_Task item_. Pick out each line below containing "context".
[[ Data supplied, beginning ]]
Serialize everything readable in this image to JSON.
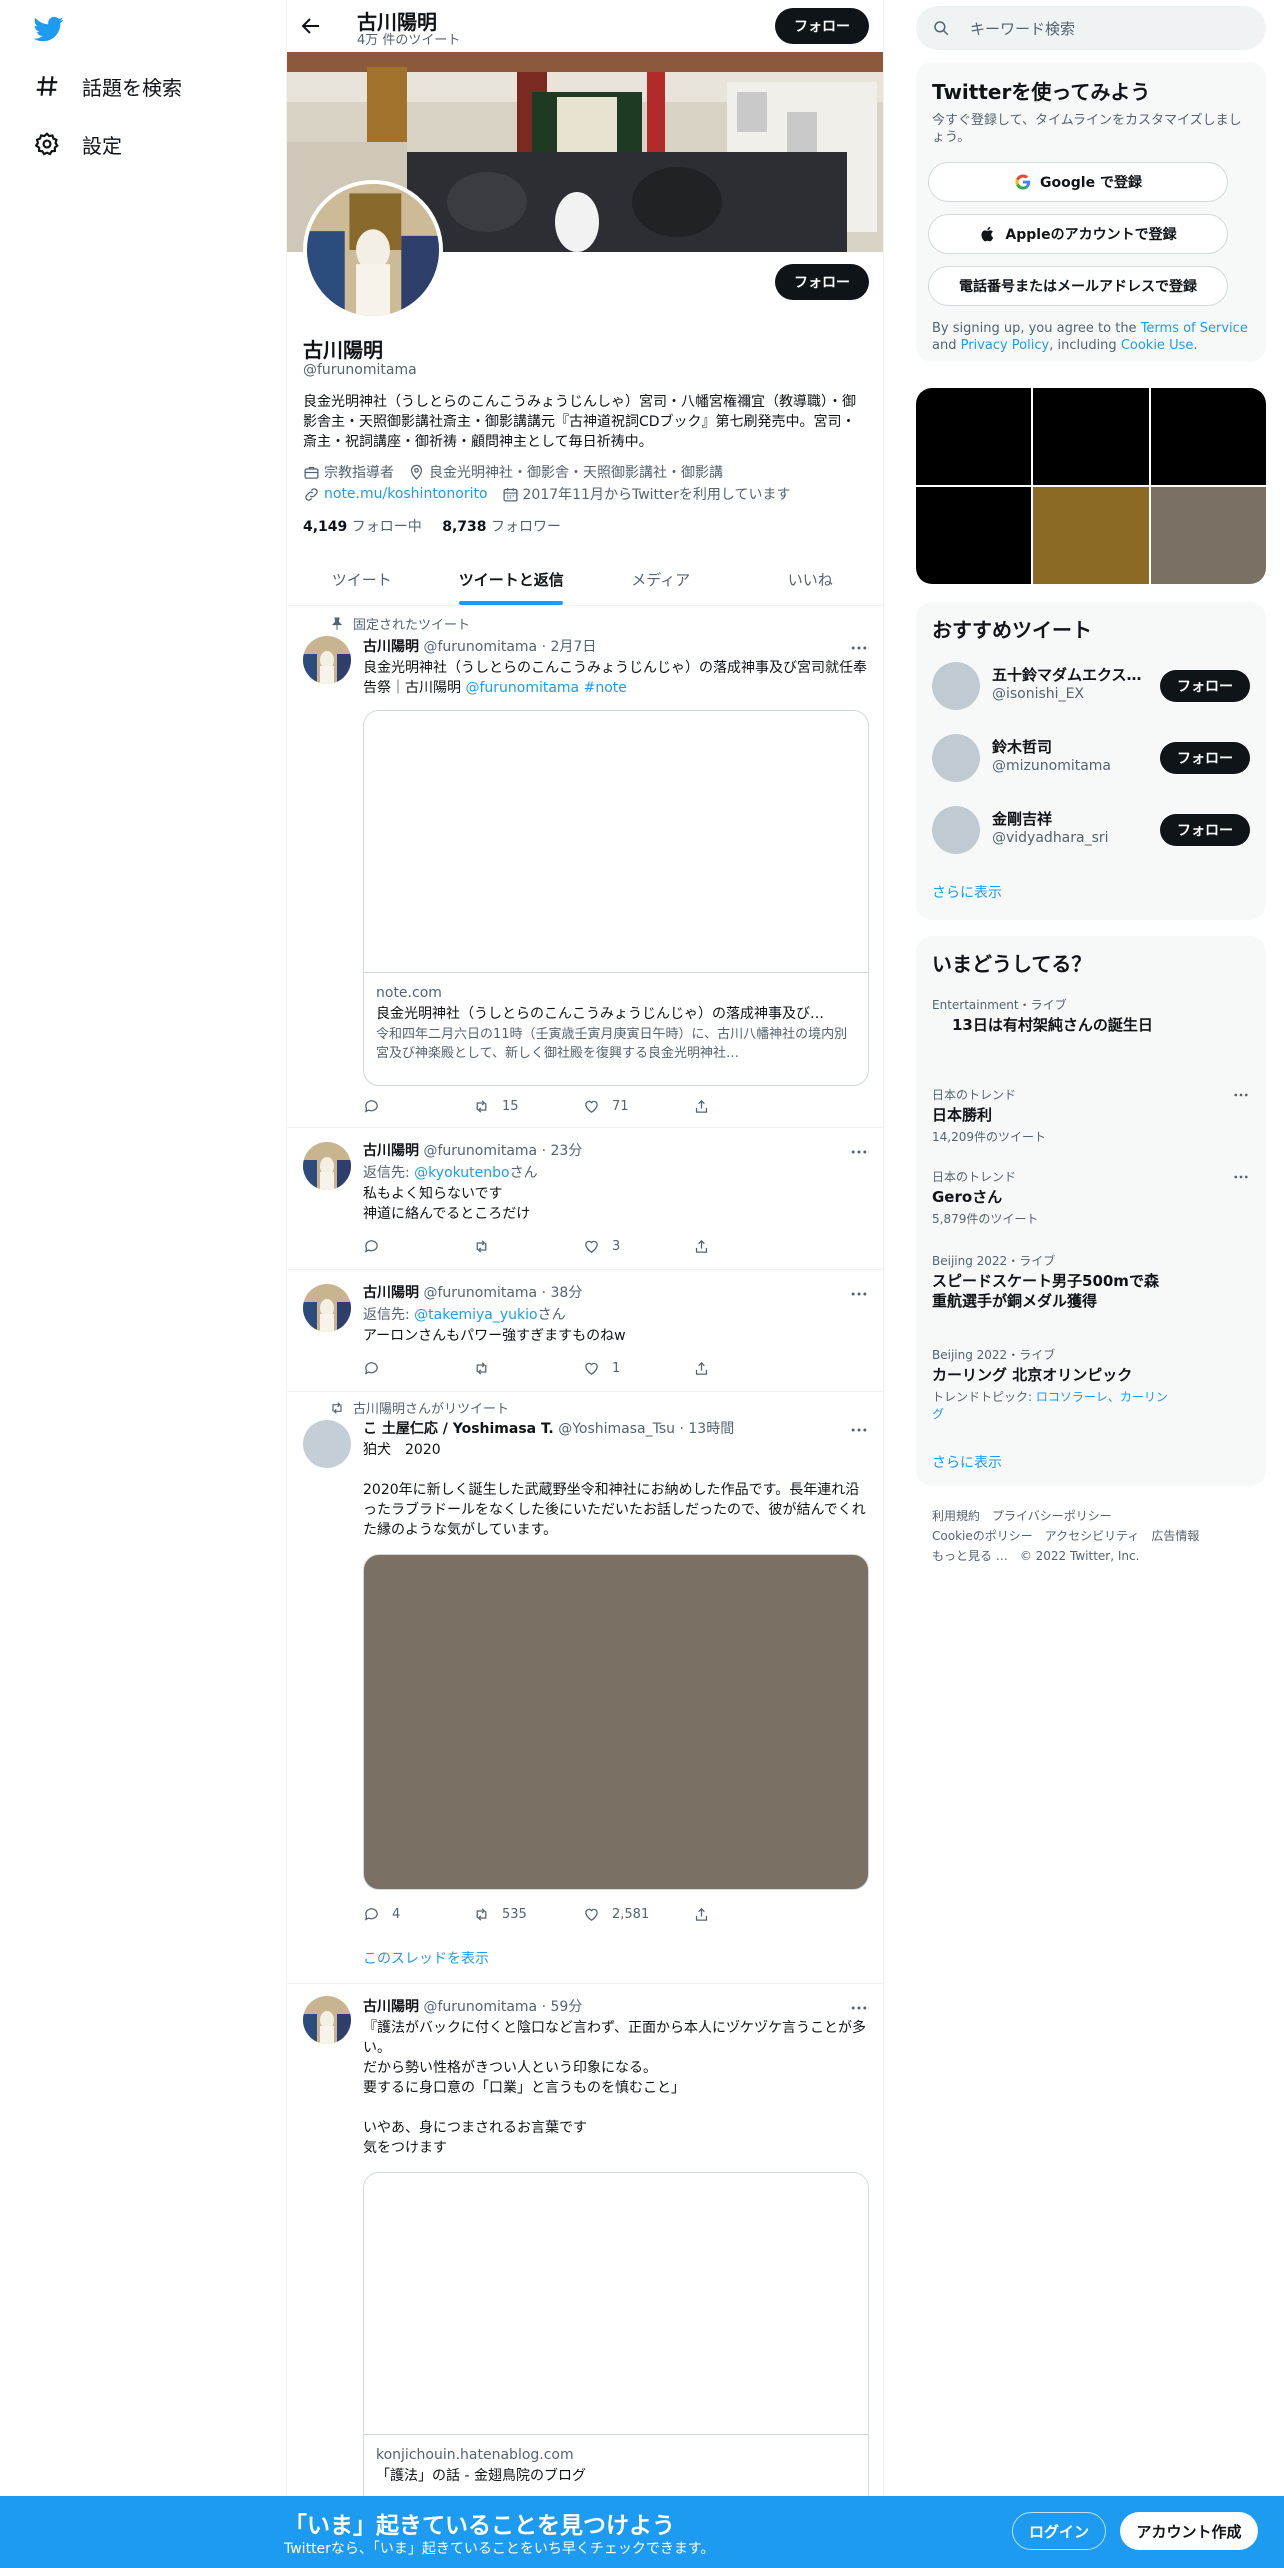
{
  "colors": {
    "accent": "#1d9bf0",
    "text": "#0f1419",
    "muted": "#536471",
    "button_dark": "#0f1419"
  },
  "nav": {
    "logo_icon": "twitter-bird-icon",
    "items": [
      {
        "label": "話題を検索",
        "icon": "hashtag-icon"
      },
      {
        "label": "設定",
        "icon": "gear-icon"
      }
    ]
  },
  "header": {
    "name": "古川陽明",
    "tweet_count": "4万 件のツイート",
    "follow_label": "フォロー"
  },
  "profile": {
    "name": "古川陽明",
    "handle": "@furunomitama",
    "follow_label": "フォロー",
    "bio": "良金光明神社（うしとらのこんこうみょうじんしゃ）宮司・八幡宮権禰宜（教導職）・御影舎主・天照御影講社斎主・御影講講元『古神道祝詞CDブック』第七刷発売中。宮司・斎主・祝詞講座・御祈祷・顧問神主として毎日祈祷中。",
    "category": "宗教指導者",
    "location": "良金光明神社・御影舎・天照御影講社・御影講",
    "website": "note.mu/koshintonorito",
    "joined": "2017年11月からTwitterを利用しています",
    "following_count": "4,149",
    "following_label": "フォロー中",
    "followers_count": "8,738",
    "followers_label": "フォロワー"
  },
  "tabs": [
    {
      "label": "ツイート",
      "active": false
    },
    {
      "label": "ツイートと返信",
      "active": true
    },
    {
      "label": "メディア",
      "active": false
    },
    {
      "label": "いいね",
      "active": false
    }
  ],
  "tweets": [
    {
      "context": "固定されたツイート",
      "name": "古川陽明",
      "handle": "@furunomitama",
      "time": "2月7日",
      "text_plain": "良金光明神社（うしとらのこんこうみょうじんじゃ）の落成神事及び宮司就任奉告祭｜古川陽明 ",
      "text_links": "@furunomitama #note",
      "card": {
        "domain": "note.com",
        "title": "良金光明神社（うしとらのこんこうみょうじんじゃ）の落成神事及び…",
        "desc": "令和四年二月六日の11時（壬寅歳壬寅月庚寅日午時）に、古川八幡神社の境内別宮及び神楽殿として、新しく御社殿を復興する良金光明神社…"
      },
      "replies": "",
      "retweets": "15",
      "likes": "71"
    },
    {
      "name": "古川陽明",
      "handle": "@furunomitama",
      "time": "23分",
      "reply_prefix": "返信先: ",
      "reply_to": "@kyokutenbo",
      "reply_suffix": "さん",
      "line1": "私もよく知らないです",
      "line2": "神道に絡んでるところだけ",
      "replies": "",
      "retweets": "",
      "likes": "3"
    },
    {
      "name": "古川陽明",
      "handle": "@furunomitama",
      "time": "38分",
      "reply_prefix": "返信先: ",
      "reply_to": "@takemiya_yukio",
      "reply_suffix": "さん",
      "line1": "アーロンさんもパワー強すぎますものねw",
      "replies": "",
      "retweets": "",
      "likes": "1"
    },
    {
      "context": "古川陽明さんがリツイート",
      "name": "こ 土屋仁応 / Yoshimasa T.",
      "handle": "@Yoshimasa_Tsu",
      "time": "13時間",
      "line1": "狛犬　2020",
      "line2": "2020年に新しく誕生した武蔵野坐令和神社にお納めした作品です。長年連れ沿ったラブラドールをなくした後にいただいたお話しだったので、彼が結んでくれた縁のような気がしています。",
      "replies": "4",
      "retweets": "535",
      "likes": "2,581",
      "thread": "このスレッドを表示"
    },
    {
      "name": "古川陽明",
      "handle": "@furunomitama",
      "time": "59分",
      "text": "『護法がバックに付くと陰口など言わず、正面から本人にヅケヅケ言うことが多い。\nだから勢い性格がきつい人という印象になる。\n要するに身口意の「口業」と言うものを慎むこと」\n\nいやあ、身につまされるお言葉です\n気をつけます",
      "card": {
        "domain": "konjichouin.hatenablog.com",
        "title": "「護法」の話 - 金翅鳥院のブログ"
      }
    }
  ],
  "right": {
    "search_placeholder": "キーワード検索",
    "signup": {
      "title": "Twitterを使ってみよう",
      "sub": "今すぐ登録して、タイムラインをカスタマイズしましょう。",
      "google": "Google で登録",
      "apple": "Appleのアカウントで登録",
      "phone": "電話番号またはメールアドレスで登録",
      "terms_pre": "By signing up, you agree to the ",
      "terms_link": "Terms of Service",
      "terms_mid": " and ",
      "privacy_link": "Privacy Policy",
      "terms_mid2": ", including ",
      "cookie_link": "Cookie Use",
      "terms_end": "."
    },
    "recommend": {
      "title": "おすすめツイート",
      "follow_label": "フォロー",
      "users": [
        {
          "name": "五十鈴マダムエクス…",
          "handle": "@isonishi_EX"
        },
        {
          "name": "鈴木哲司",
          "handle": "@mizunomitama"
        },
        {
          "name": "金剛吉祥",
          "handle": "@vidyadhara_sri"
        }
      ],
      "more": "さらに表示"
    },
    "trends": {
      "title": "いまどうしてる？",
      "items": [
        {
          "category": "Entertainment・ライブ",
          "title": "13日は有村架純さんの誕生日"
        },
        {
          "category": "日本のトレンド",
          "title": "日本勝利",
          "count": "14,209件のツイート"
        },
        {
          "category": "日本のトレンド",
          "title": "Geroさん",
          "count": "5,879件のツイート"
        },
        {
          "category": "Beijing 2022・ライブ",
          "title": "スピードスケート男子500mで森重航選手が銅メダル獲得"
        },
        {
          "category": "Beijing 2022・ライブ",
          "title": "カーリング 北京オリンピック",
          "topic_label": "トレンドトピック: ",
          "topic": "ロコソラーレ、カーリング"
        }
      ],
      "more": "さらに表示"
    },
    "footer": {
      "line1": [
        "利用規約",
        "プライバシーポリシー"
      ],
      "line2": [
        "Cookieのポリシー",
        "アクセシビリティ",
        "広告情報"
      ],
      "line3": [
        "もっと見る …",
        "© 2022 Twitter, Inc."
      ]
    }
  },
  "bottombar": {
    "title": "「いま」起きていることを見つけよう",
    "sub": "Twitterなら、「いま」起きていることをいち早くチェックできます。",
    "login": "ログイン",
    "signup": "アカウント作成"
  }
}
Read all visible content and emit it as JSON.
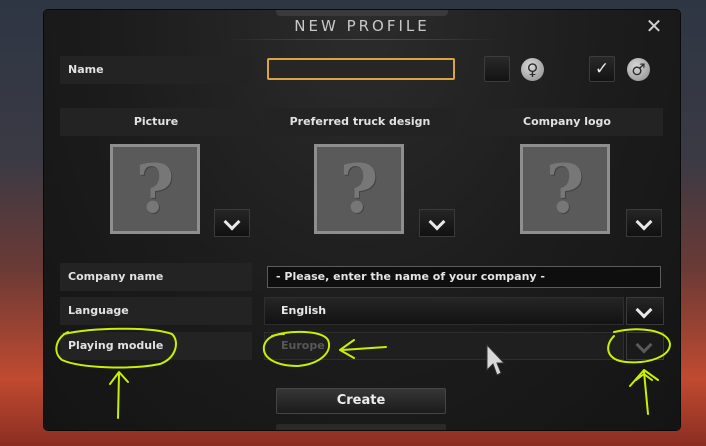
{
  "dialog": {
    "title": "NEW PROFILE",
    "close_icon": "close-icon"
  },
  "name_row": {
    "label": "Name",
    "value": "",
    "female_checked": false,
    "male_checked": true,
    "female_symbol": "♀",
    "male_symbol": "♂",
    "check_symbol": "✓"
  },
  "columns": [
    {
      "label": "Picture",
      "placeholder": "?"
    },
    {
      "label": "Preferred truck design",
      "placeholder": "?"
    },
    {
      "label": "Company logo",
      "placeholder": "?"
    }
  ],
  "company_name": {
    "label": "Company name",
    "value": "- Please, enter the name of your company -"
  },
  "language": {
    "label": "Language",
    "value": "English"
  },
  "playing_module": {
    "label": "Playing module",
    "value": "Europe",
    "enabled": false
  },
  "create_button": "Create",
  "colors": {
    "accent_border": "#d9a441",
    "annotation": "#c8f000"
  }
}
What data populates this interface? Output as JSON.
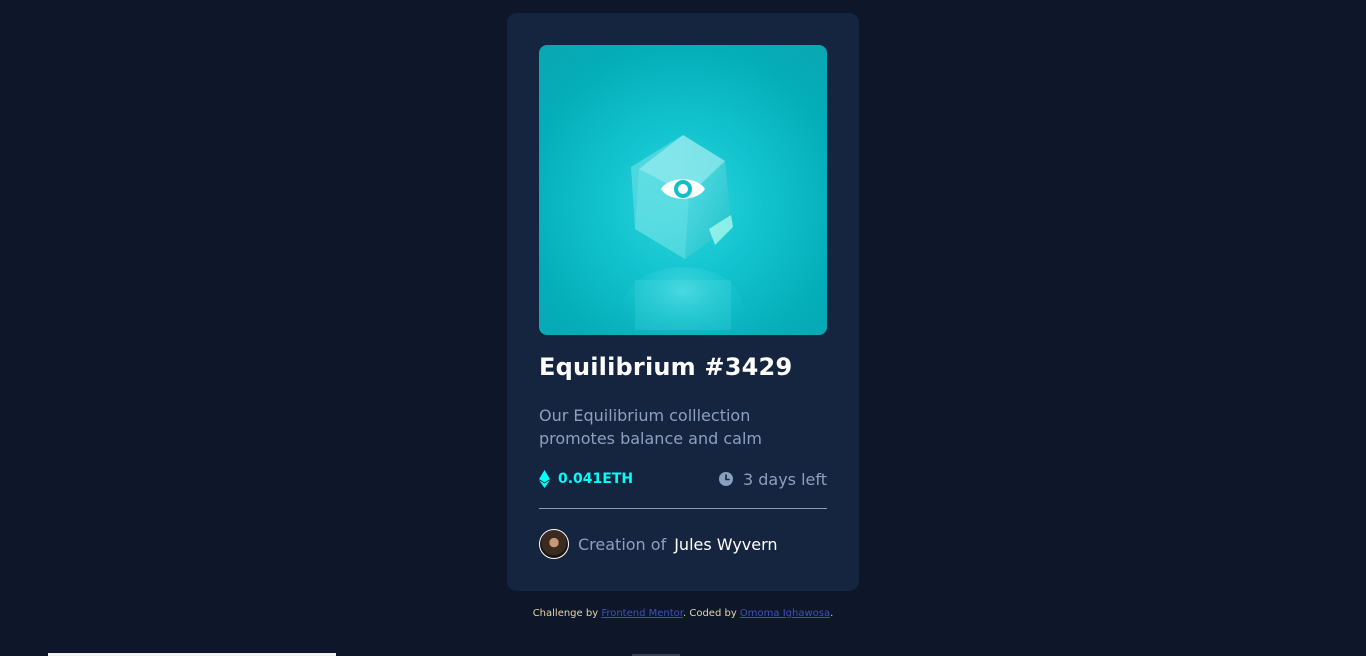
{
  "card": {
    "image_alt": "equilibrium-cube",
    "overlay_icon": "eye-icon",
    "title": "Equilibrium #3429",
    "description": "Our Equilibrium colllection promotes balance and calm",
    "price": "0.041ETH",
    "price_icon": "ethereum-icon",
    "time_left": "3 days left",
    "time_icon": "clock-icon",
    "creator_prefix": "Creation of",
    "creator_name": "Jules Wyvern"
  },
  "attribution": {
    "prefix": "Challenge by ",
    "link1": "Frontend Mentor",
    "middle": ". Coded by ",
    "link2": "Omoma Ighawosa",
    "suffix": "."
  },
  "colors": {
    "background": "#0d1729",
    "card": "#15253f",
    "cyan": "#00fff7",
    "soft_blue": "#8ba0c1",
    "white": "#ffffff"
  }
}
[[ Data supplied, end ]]
_Task answer_.
      "context": "固定されたツイート",
      "context": "古川陽明さんがリツイート",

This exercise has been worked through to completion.